And that's the story of Hollywood, money, and how they manage to lose lots of money even when they sell lots of tickets.


  1. je pressman15/7/10 7:38 pm

    The first thought that popped into my head ,after reading your where does all the money go explanation,is that there is a lot of wiggle room for dodgy behavior in the front office.However it is the front office execs who have created this Mad Hatter world of movie making.They know how the system functions so why bitch and moan about it? Why not make it more sensible? Because they don't want to,since it works well enough to suit their purposes.That is why movies like MacGruber or Furry Vengeance get made,because they suit the purpose,such as ,"robbing Peter to pay Paul",a write-off,or excessive compensation? You know I have always really enjoyed the movies,because as a kid in the fifties, there were armchair adventures, lessons in human behavior,love stories, war stories odysseys,some very special movie actors doing some really captivating performances.The majority of first run feature films today aspire to a theme park experience,a thrill ride,without much substance,often high tech filmmaking,great cinematography but the memeory of it slips away rather quickly.But that is true also of many indie films as well,which strive for gravitas and veritas but often impress me as overwrought,contrived and formulaic in their own way.Right now movies are stuck in second gear and unless the film business overall is satisfied making teenage vampire movies, yet more animated flicks,dreary indie dramas,Pirates of the Carribbean meets Spider Man,vs X-Men,vs Harry Potter and the Temple of Doom Part IV.Once upon a time the Easy Rider,Raging Bull generation gave new life to a venerable industry,is said industry.The majority audience gets more excited by animated toys than gangster sagas. So the studios are making animated,"soulful" toy epics,those movies make a billion..However here we are back to if the millions are not enough ,will one billion ultimately not be enough as well?

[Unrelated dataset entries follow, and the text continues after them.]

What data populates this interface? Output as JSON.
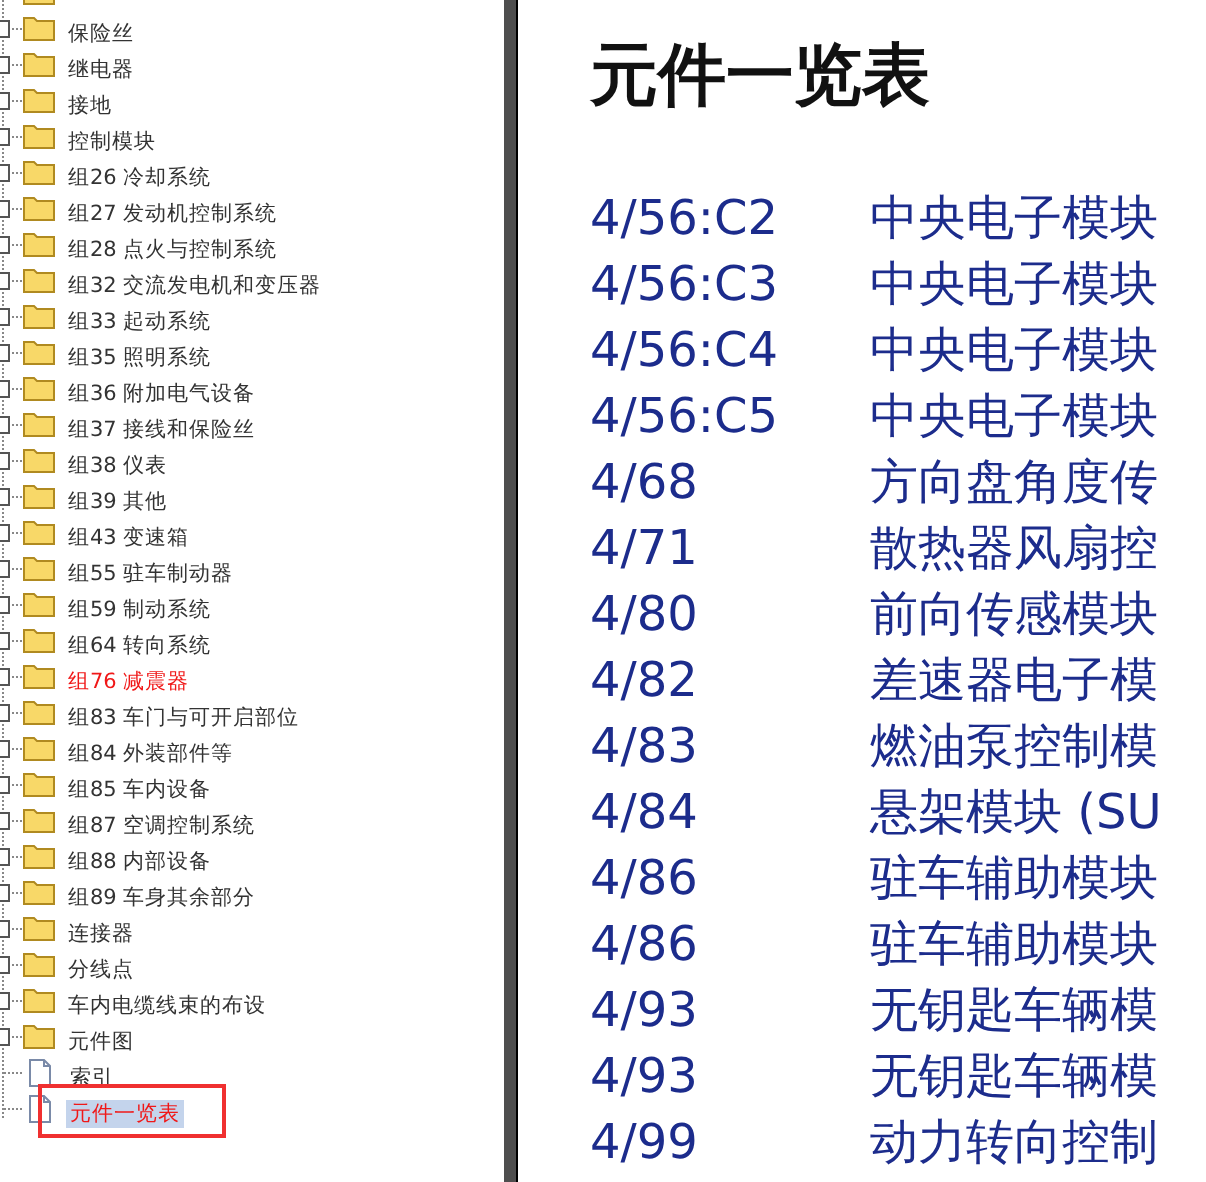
{
  "tree": [
    {
      "label": "保险丝",
      "kind": "folder",
      "highlighted": false,
      "selected": false
    },
    {
      "label": "继电器",
      "kind": "folder",
      "highlighted": false,
      "selected": false
    },
    {
      "label": "接地",
      "kind": "folder",
      "highlighted": false,
      "selected": false
    },
    {
      "label": "控制模块",
      "kind": "folder",
      "highlighted": false,
      "selected": false
    },
    {
      "label": "组26 冷却系统",
      "kind": "folder",
      "highlighted": false,
      "selected": false
    },
    {
      "label": "组27 发动机控制系统",
      "kind": "folder",
      "highlighted": false,
      "selected": false
    },
    {
      "label": "组28 点火与控制系统",
      "kind": "folder",
      "highlighted": false,
      "selected": false
    },
    {
      "label": "组32 交流发电机和变压器",
      "kind": "folder",
      "highlighted": false,
      "selected": false
    },
    {
      "label": "组33 起动系统",
      "kind": "folder",
      "highlighted": false,
      "selected": false
    },
    {
      "label": "组35 照明系统",
      "kind": "folder",
      "highlighted": false,
      "selected": false
    },
    {
      "label": "组36 附加电气设备",
      "kind": "folder",
      "highlighted": false,
      "selected": false
    },
    {
      "label": "组37 接线和保险丝",
      "kind": "folder",
      "highlighted": false,
      "selected": false
    },
    {
      "label": "组38 仪表",
      "kind": "folder",
      "highlighted": false,
      "selected": false
    },
    {
      "label": "组39 其他",
      "kind": "folder",
      "highlighted": false,
      "selected": false
    },
    {
      "label": "组43 变速箱",
      "kind": "folder",
      "highlighted": false,
      "selected": false
    },
    {
      "label": "组55 驻车制动器",
      "kind": "folder",
      "highlighted": false,
      "selected": false
    },
    {
      "label": "组59 制动系统",
      "kind": "folder",
      "highlighted": false,
      "selected": false
    },
    {
      "label": "组64 转向系统",
      "kind": "folder",
      "highlighted": false,
      "selected": false
    },
    {
      "label": "组76 减震器",
      "kind": "folder",
      "highlighted": true,
      "selected": false
    },
    {
      "label": "组83 车门与可开启部位",
      "kind": "folder",
      "highlighted": false,
      "selected": false
    },
    {
      "label": "组84 外装部件等",
      "kind": "folder",
      "highlighted": false,
      "selected": false
    },
    {
      "label": "组85 车内设备",
      "kind": "folder",
      "highlighted": false,
      "selected": false
    },
    {
      "label": "组87 空调控制系统",
      "kind": "folder",
      "highlighted": false,
      "selected": false
    },
    {
      "label": "组88 内部设备",
      "kind": "folder",
      "highlighted": false,
      "selected": false
    },
    {
      "label": "组89 车身其余部分",
      "kind": "folder",
      "highlighted": false,
      "selected": false
    },
    {
      "label": "连接器",
      "kind": "folder",
      "highlighted": false,
      "selected": false
    },
    {
      "label": "分线点",
      "kind": "folder",
      "highlighted": false,
      "selected": false
    },
    {
      "label": "车内电缆线束的布设",
      "kind": "folder",
      "highlighted": false,
      "selected": false
    },
    {
      "label": "元件图",
      "kind": "folder",
      "highlighted": false,
      "selected": false
    },
    {
      "label": "索引",
      "kind": "document",
      "highlighted": false,
      "selected": false
    },
    {
      "label": "元件一览表",
      "kind": "document",
      "highlighted": true,
      "selected": true
    }
  ],
  "document": {
    "title": "元件一览表",
    "rows": [
      {
        "code": "4/56:C2",
        "name": "中央电子模块"
      },
      {
        "code": "4/56:C3",
        "name": "中央电子模块"
      },
      {
        "code": "4/56:C4",
        "name": "中央电子模块"
      },
      {
        "code": "4/56:C5",
        "name": "中央电子模块"
      },
      {
        "code": "4/68",
        "name": "方向盘角度传"
      },
      {
        "code": "4/71",
        "name": "散热器风扇控"
      },
      {
        "code": "4/80",
        "name": "前向传感模块"
      },
      {
        "code": "4/82",
        "name": "差速器电子模"
      },
      {
        "code": "4/83",
        "name": "燃油泵控制模"
      },
      {
        "code": "4/84",
        "name": "悬架模块 (SU"
      },
      {
        "code": "4/86",
        "name": "驻车辅助模块"
      },
      {
        "code": "4/86",
        "name": "驻车辅助模块"
      },
      {
        "code": "4/93",
        "name": "无钥匙车辆模"
      },
      {
        "code": "4/93",
        "name": "无钥匙车辆模"
      },
      {
        "code": "4/99",
        "name": "动力转向控制"
      }
    ]
  }
}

  2. Add to current movies that provide a theme park experience, a thrill ride......Inception.It is just thoughtful enough,to be taken seriously? By whom? It is 21st century storytelling .